— 23andMe (@23andMe) April 6, 2017
That’s right. 23andMe can now directly offer consumers a genetic health risk report that’s FDA approved. This is a big step for 23andMe when you consider that they’d previously gotten their hand slapped by the FDA.
23andMe got what’s called a de novo authorization from the FDA. This is something we’re likely to see more of and something that I’m sure many people aren’t familiar with. Here’s a description of what a de novo authorization is from the 23andMe announcement:
What does it mean to be granted a de novo authorization?
The Food and Drug Administration Modernization Act of 1997 (FDAMA) added the de novo classification option, which provides an alternate pathway to classify novel devices of low to moderate risk. The de novo process is used by the FDA to grant marketing authorization for devices that are new and unlike any other on the market. In addition de novo marketing authorization means that 23andMe met the FDA’s premarket requirements to demonstrate the following: accuracy, validity and user comprehension.
I’m glad that the FDA has created this new form of authorization for companies like 23andMe. This story also stands in stark contrast to other FDA related stories like Theranos. I’m sure that 23andMe would hate the comparison. However, there are some similarities. They both got slapped by the FDA. However, their response to the FDA’s notices was completely different. That’s why 23andMe seems to still be thriving and now have FDA approval. Theranos is floundering with reports that their founder now owes the company $25 million.
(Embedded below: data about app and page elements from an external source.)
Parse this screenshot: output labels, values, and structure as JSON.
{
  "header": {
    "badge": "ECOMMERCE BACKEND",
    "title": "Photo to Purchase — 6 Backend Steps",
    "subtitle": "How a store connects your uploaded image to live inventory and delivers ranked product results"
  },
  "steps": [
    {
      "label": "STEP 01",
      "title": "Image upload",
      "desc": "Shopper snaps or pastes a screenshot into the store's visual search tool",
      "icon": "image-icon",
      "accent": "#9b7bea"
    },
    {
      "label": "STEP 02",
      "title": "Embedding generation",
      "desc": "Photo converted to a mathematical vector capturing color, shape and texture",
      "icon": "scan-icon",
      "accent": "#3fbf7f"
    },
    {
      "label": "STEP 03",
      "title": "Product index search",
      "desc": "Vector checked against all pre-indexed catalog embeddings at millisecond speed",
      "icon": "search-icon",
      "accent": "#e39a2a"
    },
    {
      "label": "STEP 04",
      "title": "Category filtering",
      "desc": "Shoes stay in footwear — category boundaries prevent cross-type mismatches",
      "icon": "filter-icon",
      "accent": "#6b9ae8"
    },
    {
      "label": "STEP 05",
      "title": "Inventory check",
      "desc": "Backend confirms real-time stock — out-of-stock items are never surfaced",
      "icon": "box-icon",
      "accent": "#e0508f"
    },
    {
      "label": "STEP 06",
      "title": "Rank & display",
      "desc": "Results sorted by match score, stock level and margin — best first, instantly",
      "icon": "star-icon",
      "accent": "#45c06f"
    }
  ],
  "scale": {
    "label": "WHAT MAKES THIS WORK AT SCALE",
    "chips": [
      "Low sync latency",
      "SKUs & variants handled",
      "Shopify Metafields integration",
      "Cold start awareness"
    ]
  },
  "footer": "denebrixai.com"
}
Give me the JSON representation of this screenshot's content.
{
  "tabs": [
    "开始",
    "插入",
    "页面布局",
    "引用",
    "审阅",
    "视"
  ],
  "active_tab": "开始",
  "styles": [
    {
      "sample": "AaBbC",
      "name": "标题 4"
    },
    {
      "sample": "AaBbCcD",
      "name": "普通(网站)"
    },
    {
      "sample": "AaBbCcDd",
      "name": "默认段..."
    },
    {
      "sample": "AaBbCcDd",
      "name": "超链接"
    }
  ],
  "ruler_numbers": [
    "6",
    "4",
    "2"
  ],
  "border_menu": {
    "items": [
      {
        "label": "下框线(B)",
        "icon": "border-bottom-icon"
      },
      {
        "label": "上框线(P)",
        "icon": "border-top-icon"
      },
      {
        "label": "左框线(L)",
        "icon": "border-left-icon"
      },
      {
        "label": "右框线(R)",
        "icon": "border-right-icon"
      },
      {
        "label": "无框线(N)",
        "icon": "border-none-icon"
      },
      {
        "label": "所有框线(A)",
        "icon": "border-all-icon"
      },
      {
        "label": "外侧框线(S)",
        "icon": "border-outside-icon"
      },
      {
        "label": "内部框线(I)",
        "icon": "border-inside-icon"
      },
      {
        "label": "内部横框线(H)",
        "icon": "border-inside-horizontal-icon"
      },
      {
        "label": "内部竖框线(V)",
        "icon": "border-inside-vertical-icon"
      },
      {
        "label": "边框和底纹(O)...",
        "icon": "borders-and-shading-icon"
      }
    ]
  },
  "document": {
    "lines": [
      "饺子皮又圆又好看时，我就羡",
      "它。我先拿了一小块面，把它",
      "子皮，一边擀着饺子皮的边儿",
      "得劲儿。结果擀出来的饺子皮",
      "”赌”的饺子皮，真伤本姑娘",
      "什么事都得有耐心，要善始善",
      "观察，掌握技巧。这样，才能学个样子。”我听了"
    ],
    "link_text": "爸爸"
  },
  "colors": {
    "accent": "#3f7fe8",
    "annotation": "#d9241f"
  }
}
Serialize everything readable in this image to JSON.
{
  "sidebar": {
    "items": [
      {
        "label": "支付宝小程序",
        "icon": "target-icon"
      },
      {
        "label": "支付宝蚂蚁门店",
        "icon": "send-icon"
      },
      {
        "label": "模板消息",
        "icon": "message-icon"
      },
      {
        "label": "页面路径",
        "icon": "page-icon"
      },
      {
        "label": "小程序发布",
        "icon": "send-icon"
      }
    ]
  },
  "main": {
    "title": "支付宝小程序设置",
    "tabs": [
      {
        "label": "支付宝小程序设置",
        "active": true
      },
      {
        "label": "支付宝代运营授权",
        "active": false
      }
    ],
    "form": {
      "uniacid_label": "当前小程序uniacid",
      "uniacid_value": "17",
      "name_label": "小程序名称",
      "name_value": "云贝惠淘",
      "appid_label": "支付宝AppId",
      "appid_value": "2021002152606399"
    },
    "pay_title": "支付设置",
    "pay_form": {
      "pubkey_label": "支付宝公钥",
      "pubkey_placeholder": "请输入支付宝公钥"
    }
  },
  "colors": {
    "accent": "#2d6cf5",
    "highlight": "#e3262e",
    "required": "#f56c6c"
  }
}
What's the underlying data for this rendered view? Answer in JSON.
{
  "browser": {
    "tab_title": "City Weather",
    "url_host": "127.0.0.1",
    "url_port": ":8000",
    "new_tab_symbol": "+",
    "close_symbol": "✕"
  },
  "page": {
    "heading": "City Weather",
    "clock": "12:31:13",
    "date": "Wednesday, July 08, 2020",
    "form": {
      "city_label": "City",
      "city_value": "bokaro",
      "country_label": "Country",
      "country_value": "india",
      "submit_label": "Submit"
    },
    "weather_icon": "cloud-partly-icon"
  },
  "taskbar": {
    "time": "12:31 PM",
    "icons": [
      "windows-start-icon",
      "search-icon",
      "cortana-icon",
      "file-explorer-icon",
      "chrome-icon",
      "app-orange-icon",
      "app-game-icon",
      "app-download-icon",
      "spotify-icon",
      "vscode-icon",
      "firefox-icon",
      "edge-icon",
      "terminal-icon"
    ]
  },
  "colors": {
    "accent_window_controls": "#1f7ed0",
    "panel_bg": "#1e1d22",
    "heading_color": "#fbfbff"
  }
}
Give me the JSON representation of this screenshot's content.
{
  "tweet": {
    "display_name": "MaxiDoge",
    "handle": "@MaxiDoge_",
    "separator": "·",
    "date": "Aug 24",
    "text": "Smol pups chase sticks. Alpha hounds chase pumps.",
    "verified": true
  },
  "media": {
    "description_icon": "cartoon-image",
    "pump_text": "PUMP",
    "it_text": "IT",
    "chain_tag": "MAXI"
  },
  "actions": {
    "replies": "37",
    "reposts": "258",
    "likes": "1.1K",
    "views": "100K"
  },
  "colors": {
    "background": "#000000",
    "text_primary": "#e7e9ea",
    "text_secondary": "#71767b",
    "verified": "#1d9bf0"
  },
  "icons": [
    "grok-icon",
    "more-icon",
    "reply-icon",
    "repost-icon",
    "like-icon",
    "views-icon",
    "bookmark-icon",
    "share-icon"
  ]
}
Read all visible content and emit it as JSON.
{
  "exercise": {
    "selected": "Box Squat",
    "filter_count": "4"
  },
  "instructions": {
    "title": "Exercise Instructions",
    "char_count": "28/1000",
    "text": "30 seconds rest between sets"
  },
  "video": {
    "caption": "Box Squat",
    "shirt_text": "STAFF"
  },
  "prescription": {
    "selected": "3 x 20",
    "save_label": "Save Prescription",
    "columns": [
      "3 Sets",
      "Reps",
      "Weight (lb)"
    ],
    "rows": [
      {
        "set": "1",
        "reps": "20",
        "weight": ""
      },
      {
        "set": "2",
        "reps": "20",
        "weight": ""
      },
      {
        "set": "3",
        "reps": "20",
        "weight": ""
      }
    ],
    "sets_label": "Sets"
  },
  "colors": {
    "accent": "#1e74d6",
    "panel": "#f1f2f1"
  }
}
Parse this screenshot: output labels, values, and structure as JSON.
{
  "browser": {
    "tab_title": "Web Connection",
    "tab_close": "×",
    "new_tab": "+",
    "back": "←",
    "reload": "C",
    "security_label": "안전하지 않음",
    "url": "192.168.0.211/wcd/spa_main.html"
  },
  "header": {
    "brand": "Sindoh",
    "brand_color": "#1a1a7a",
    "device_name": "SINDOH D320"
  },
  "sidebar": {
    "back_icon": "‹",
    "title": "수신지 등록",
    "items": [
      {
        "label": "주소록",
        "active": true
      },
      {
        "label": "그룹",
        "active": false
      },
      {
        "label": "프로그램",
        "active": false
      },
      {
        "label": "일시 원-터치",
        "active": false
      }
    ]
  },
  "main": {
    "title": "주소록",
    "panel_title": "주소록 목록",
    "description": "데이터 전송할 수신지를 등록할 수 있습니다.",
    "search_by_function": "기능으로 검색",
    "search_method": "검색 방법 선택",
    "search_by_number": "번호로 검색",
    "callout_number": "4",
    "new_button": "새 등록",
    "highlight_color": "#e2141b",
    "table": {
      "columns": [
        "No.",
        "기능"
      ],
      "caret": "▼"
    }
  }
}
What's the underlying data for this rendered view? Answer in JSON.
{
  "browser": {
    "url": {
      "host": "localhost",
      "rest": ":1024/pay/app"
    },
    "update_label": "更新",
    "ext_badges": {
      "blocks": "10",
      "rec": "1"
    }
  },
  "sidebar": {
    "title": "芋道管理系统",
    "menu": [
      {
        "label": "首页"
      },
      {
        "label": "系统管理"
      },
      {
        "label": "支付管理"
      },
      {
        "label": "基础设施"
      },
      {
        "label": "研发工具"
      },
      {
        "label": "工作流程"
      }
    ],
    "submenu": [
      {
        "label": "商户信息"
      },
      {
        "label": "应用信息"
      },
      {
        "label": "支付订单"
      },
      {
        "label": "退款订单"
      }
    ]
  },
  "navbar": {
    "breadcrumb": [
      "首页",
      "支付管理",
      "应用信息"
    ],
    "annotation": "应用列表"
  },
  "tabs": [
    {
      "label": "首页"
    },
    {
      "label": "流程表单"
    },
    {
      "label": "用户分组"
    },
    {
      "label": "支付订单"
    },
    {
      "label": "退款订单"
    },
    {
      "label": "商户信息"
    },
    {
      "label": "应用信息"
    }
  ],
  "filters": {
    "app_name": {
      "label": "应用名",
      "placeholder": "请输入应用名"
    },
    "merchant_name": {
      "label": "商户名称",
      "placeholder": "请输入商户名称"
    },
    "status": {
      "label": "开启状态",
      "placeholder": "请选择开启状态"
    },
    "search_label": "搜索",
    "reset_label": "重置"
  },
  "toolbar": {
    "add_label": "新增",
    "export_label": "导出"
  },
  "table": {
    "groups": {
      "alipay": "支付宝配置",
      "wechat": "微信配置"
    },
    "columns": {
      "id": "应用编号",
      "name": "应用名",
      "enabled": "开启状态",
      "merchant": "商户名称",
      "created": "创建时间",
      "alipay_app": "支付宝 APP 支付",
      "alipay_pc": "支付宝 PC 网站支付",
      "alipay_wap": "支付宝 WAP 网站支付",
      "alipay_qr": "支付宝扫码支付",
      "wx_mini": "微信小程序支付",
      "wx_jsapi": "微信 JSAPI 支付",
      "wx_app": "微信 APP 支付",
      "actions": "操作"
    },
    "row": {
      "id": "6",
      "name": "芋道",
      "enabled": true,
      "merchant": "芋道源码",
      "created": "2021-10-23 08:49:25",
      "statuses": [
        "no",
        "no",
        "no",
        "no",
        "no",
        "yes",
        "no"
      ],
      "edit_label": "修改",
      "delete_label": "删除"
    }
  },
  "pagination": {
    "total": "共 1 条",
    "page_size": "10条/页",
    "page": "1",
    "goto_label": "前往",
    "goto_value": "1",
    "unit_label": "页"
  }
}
Needless to say, if you’re a healthcare startup, make sure you know the FDA regulations that apply to your startup.